Using the PLFRCO on EFR32xG13

by <a href="http://community.silabs.com/t5/Welcome-and-Announcements/Community-Ranking-System-and-Recognition-Program/m-p/140490#U140490"><font color="#000000"><font size="2">Legend Employee</font></font> </a> tmonte on ‎06-15-2017 08:58 AM

Introduction

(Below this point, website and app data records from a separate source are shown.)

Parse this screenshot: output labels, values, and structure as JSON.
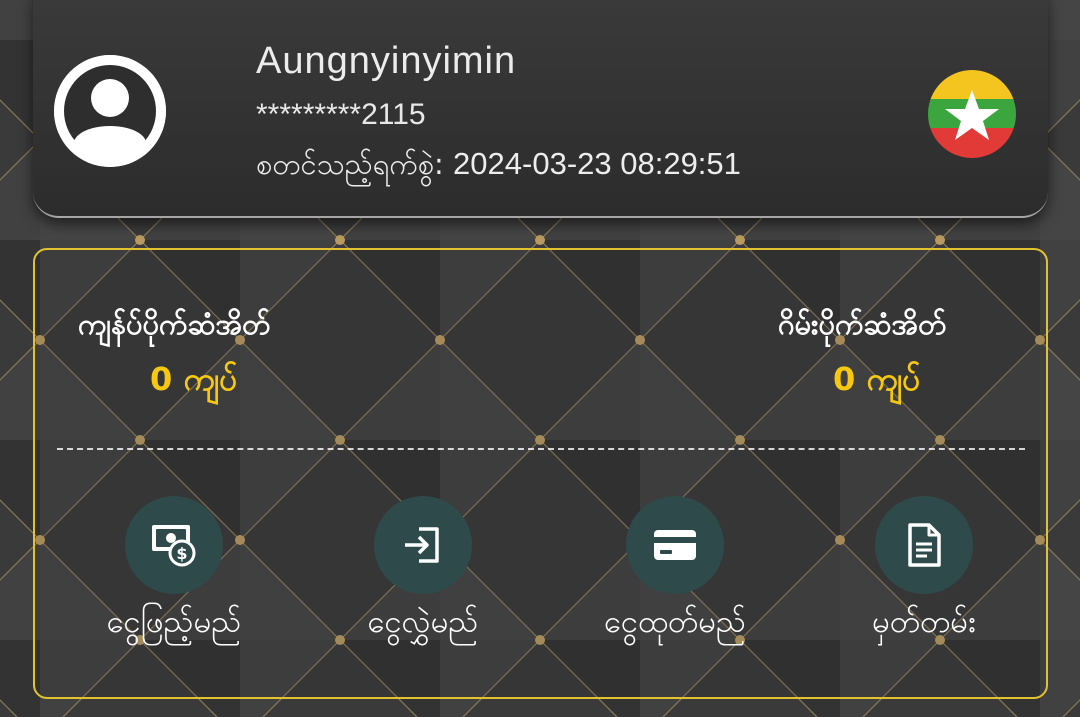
{
  "profile": {
    "username": "Aungnyinyimin",
    "masked_phone": "*********2115",
    "registered_label": "စတင်သည့်ရက်စွဲ: ",
    "registered_value": "2024-03-23 08:29:51"
  },
  "wallet": {
    "remaining_balance_label": "ကျန်ပ်ပိုက်ဆံအိတ်",
    "remaining_balance_value": "0 ကျပ်",
    "game_wallet_label": "ဂိမ်းပိုက်ဆံအိတ်",
    "game_wallet_value": "0 ကျပ်"
  },
  "actions": [
    {
      "label": "ငွေဖြည့်မည်",
      "icon": "deposit-money-icon"
    },
    {
      "label": "ငွေလွှဲမည်",
      "icon": "transfer-login-icon"
    },
    {
      "label": "ငွေထုတ်မည်",
      "icon": "card-icon"
    },
    {
      "label": "မှတ်တမ်း",
      "icon": "document-icon"
    }
  ],
  "colors": {
    "accent_gold": "#f6c90e",
    "card_border": "#e2c22e",
    "action_circle": "#2f4a4a",
    "background": "#3a3a3a"
  }
}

The EFR32xG13 devices include a new internal oscillator, the PLFRCO, or Precision Low Frequency RC Oscillator, which is a self-calibrating RC oscillator that eliminates the need for a 32.768kHz crystal.

 

The PLFRCO can be used by the Bluetooth stack as the low frequency clock source (instead of the LFXO) to time the RTCC which is used to wake-up the device on each connection interval when sleep is enabled in the stack.

 

The PLFRCO has a frequency accuracy of +/-500ppm which is within the Bluetooth specification requirements.

 

It is best suited for some BLE use cases such as applications with very constrained cost targets or board layout space, devices that maintain short connection intervals or have infrequent BLE connections as well as devices that advertise most of the time (such as iBeacon or Google Eddystone devices).

 

Selecting the PLFRCO

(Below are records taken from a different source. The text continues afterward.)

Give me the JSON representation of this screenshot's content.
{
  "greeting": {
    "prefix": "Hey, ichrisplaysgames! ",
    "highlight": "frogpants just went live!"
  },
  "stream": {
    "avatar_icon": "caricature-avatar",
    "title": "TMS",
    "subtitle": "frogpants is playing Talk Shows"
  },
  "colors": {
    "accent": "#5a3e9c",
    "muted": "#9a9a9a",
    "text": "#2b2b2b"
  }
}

Using the PLFRCO requires only a few changes in InitDevice.c and one change in the Bluetooth stack configuration structure.

 

In the Bluetooth stack configuration structure the sleep clock accuracy needs to be changed to 500ppm.

 

static const gecko_configuration_t config = {
  ....
  ....
  .bluetooth.sleep_clock_accuracy = 500, // ppm
  ....
  ....
};

 

In InitDevice.c it is required to initialize the PLFRCO and select it as a clock source for the low frequency clock branches. Below is a comparison between the standard InitDevice.c and a modified version that configures PLFRCO instead of LFXO as the low frequency clock source. There’s essentially 3 steps to take:

  • Remove the LFXO related initialization code
  • Enable PLFRCO oscillator instead of LFXO
  • Change clock source for LFA, LFB and LFE to PLFRCO

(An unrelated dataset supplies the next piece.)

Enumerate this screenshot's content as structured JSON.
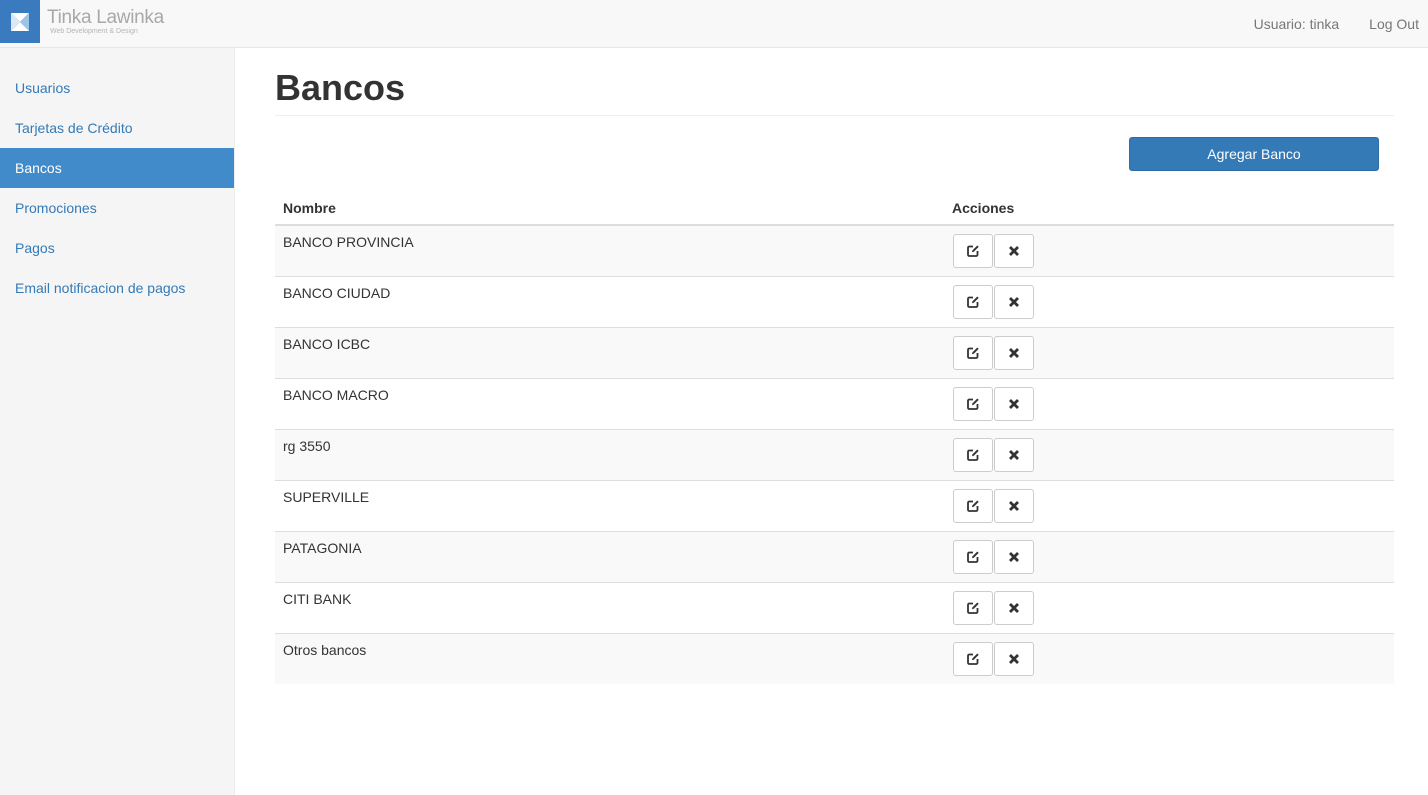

code changes.png

 

Tradeoffs

The most obvious benefit of using the PLFRCO instead of the LFXO is the cost savings from not using the low frequency crystal. The drawback is that the PLFRCO increases the sleep current by up to 500nA and extends the RX receive window on the slave side at the beginning of each connection interval.

 

Sleep Current

Below are sleep current measurements on the same device with LFXO and PLFRCO where the sleep current difference is about ~280nA.

 

SLEEP_LFXO.png

Figure 1 - EFR32xG13 sleep current with LFXO

 

SLEEP_PLFRCO.png

Figure 2 - EFR32xG13 sleep current with PLFRCO

 

RX period extension

At the beginning of each connection interval the master device is the first to send out a packet. This makes it a hard requirement that the slave must be listening (in RX) in order not to loose that initial packet from the master device. The combined clock accuracy from master and slave (sum of both accuracy values in ppm) is used to calculate the moment in which the slave should wake-up to listen for the incoming packet.

 

When the accuracy is lower then the slave must wake-up earlier so there will be a longer RX receive window when using a PLFRCO compared to the LFXO due to the lower accuracy. The images below show an empty packet taken from the slave side with 1 second connection interval and 0dBm output power. When using PLFRCO the RX receive window is extended by ~250uS. The longer the connection intervals the more pronounced will be the RX window extension when compared to LFXO usage.

TX_CONN_1S_INTERVAL_LFXO.png

Figure 3 - Empty packet using LFXO

 

TX_CONN_1S_INTERVAL_PLFRCO.png

Figure 4 - Empty packet using PLFRCO

 

One final note, when the slave misses connection intervals (e.g. device was temporarily out of range or due to interference) then the RX receive window will be widened by the combined accuracy until the slave is able to catch the initial packet from the master. Let's consider a combined accuracy of +/-600ppm, if the connection interval is 1s and the slave misses a connection interval then the next interval's RX receive window will be widened by 600uS = 600 parts of 1 million micro-seconds.